- _Problem_: Word for word, copy all the data and drop the pictures.

- _Exercise input_:
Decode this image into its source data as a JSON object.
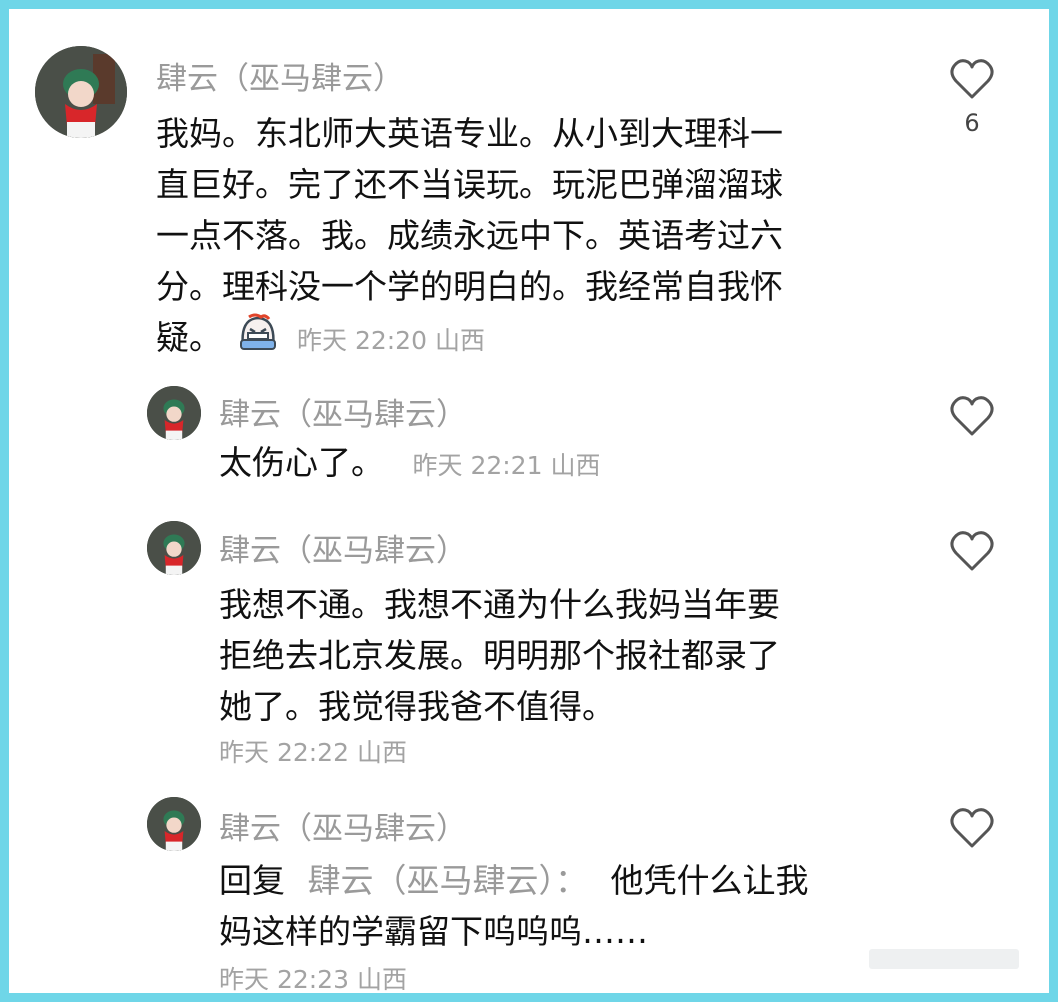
{
  "comments": [
    {
      "author": "肆云（巫马肆云）",
      "text_lines": [
        "我妈。东北师大英语专业。从小到大理科一",
        "直巨好。完了还不当误玩。玩泥巴弹溜溜球",
        "一点不落。我。成绩永远中下。英语考过六",
        "分。理科没一个学的明白的。我经常自我怀",
        "疑。"
      ],
      "emoji": "crying-face-emoji",
      "meta": "昨天 22:20 山西",
      "likes": "6"
    },
    {
      "author": "肆云（巫马肆云）",
      "text": "太伤心了。",
      "meta": "昨天 22:21 山西"
    },
    {
      "author": "肆云（巫马肆云）",
      "text_lines": [
        "我想不通。我想不通为什么我妈当年要",
        "拒绝去北京发展。明明那个报社都录了",
        "她了。我觉得我爸不值得。"
      ],
      "meta": "昨天 22:22 山西"
    },
    {
      "author": "肆云（巫马肆云）",
      "reply_prefix": "回复",
      "reply_target": "肆云（巫马肆云）：",
      "text_first": "他凭什么让我",
      "text_second": "妈这样的学霸留下呜呜呜……",
      "meta": "昨天 22:23 山西"
    }
  ],
  "colors": {
    "border": "#6fd6e8",
    "meta": "#a3a3a3",
    "author": "#9a9a9a",
    "text": "#111111"
  },
  "icons": {
    "like": "heart-outline-icon"
  }
}
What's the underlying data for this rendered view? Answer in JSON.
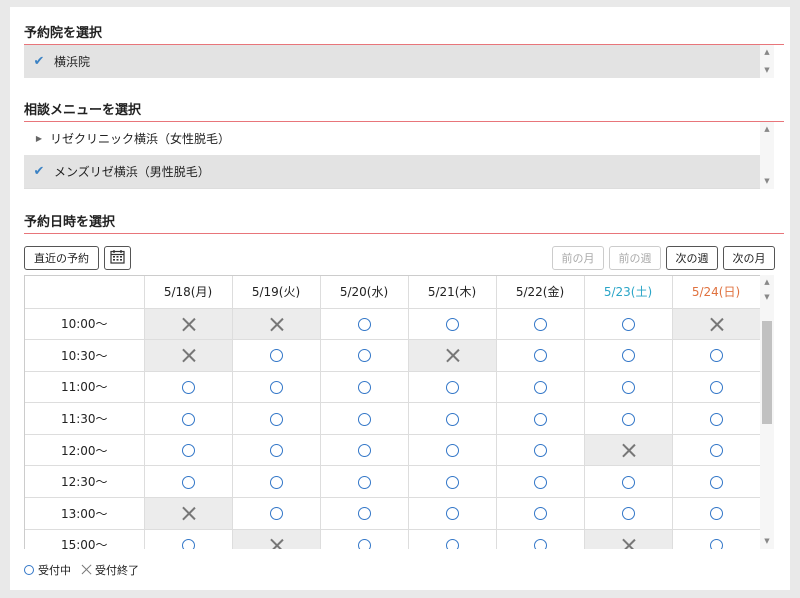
{
  "sections": {
    "clinic_title": "予約院を選択",
    "menu_title": "相談メニューを選択",
    "datetime_title": "予約日時を選択"
  },
  "clinic_list": {
    "items": [
      {
        "label": "横浜院",
        "selected": true
      }
    ]
  },
  "menu_list": {
    "items": [
      {
        "label": "リゼクリニック横浜（女性脱毛）",
        "selected": false
      },
      {
        "label": "メンズリゼ横浜（男性脱毛）",
        "selected": true
      }
    ]
  },
  "toolbar": {
    "recent_label": "直近の予約",
    "calendar_icon": "calendar-icon",
    "prev_month_label": "前の月",
    "prev_week_label": "前の週",
    "next_week_label": "次の週",
    "next_month_label": "次の月"
  },
  "schedule": {
    "days": [
      {
        "label": "5/18(月)",
        "kind": "weekday"
      },
      {
        "label": "5/19(火)",
        "kind": "weekday"
      },
      {
        "label": "5/20(水)",
        "kind": "weekday"
      },
      {
        "label": "5/21(木)",
        "kind": "weekday"
      },
      {
        "label": "5/22(金)",
        "kind": "weekday"
      },
      {
        "label": "5/23(土)",
        "kind": "saturday"
      },
      {
        "label": "5/24(日)",
        "kind": "sunday"
      }
    ],
    "rows": [
      {
        "time": "10:00〜",
        "slots": [
          "x",
          "x",
          "o",
          "o",
          "o",
          "o",
          "x"
        ]
      },
      {
        "time": "10:30〜",
        "slots": [
          "x",
          "o",
          "o",
          "x",
          "o",
          "o",
          "o"
        ]
      },
      {
        "time": "11:00〜",
        "slots": [
          "o",
          "o",
          "o",
          "o",
          "o",
          "o",
          "o"
        ]
      },
      {
        "time": "11:30〜",
        "slots": [
          "o",
          "o",
          "o",
          "o",
          "o",
          "o",
          "o"
        ]
      },
      {
        "time": "12:00〜",
        "slots": [
          "o",
          "o",
          "o",
          "o",
          "o",
          "x",
          "o"
        ]
      },
      {
        "time": "12:30〜",
        "slots": [
          "o",
          "o",
          "o",
          "o",
          "o",
          "o",
          "o"
        ]
      },
      {
        "time": "13:00〜",
        "slots": [
          "x",
          "o",
          "o",
          "o",
          "o",
          "o",
          "o"
        ]
      },
      {
        "time": "15:00〜",
        "slots": [
          "o",
          "x",
          "o",
          "o",
          "o",
          "x",
          "o"
        ]
      }
    ]
  },
  "legend": {
    "available_label": "受付中",
    "closed_label": "受付終了"
  },
  "colors": {
    "accent_rule": "#e8757a",
    "check": "#3b82c4",
    "circle": "#3377c8",
    "saturday": "#2aa5c7",
    "sunday": "#e0723f"
  }
}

- _Response to this exercise_:
Decode this image into its source data as a JSON object.
{
  "comments": [
    {
      "author": "肆云（巫马肆云）",
      "text_lines": [
        "我妈。东北师大英语专业。从小到大理科一",
        "直巨好。完了还不当误玩。玩泥巴弹溜溜球",
        "一点不落。我。成绩永远中下。英语考过六",
        "分。理科没一个学的明白的。我经常自我怀",
        "疑。"
      ],
      "emoji": "crying-face-emoji",
      "meta": "昨天 22:20 山西",
      "likes": "6"
    },
    {
      "author": "肆云（巫马肆云）",
      "text": "太伤心了。",
      "meta": "昨天 22:21 山西"
    },
    {
      "author": "肆云（巫马肆云）",
      "text_lines": [
        "我想不通。我想不通为什么我妈当年要",
        "拒绝去北京发展。明明那个报社都录了",
        "她了。我觉得我爸不值得。"
      ],
      "meta": "昨天 22:22 山西"
    },
    {
      "author": "肆云（巫马肆云）",
      "reply_prefix": "回复",
      "reply_target": "肆云（巫马肆云）：",
      "text_first": "他凭什么让我",
      "text_second": "妈这样的学霸留下呜呜呜……",
      "meta": "昨天 22:23 山西"
    }
  ],
  "colors": {
    "border": "#6fd6e8",
    "meta": "#a3a3a3",
    "author": "#9a9a9a",
    "text": "#111111"
  },
  "icons": {
    "like": "heart-outline-icon"
  }
}
What's the underlying data for this rendered view? Answer in JSON.
{
  "sections": {
    "clinic_title": "予約院を選択",
    "menu_title": "相談メニューを選択",
    "datetime_title": "予約日時を選択"
  },
  "clinic_list": {
    "items": [
      {
        "label": "横浜院",
        "selected": true
      }
    ]
  },
  "menu_list": {
    "items": [
      {
        "label": "リゼクリニック横浜（女性脱毛）",
        "selected": false
      },
      {
        "label": "メンズリゼ横浜（男性脱毛）",
        "selected": true
      }
    ]
  },
  "toolbar": {
    "recent_label": "直近の予約",
    "calendar_icon": "calendar-icon",
    "prev_month_label": "前の月",
    "prev_week_label": "前の週",
    "next_week_label": "次の週",
    "next_month_label": "次の月"
  },
  "schedule": {
    "days": [
      {
        "label": "5/18(月)",
        "kind": "weekday"
      },
      {
        "label": "5/19(火)",
        "kind": "weekday"
      },
      {
        "label": "5/20(水)",
        "kind": "weekday"
      },
      {
        "label": "5/21(木)",
        "kind": "weekday"
      },
      {
        "label": "5/22(金)",
        "kind": "weekday"
      },
      {
        "label": "5/23(土)",
        "kind": "saturday"
      },
      {
        "label": "5/24(日)",
        "kind": "sunday"
      }
    ],
    "rows": [
      {
        "time": "10:00〜",
        "slots": [
          "x",
          "x",
          "o",
          "o",
          "o",
          "o",
          "x"
        ]
      },
      {
        "time": "10:30〜",
        "slots": [
          "x",
          "o",
          "o",
          "x",
          "o",
          "o",
          "o"
        ]
      },
      {
        "time": "11:00〜",
        "slots": [
          "o",
          "o",
          "o",
          "o",
          "o",
          "o",
          "o"
        ]
      },
      {
        "time": "11:30〜",
        "slots": [
          "o",
          "o",
          "o",
          "o",
          "o",
          "o",
          "o"
        ]
      },
      {
        "time": "12:00〜",
        "slots": [
          "o",
          "o",
          "o",
          "o",
          "o",
          "x",
          "o"
        ]
      },
      {
        "time": "12:30〜",
        "slots": [
          "o",
          "o",
          "o",
          "o",
          "o",
          "o",
          "o"
        ]
      },
      {
        "time": "13:00〜",
        "slots": [
          "x",
          "o",
          "o",
          "o",
          "o",
          "o",
          "o"
        ]
      },
      {
        "time": "15:00〜",
        "slots": [
          "o",
          "x",
          "o",
          "o",
          "o",
          "x",
          "o"
        ]
      }
    ]
  },
  "legend": {
    "available_label": "受付中",
    "closed_label": "受付終了"
  },
  "colors": {
    "accent_rule": "#e8757a",
    "check": "#3b82c4",
    "circle": "#3377c8",
    "saturday": "#2aa5c7",
    "sunday": "#e0723f"
  }
}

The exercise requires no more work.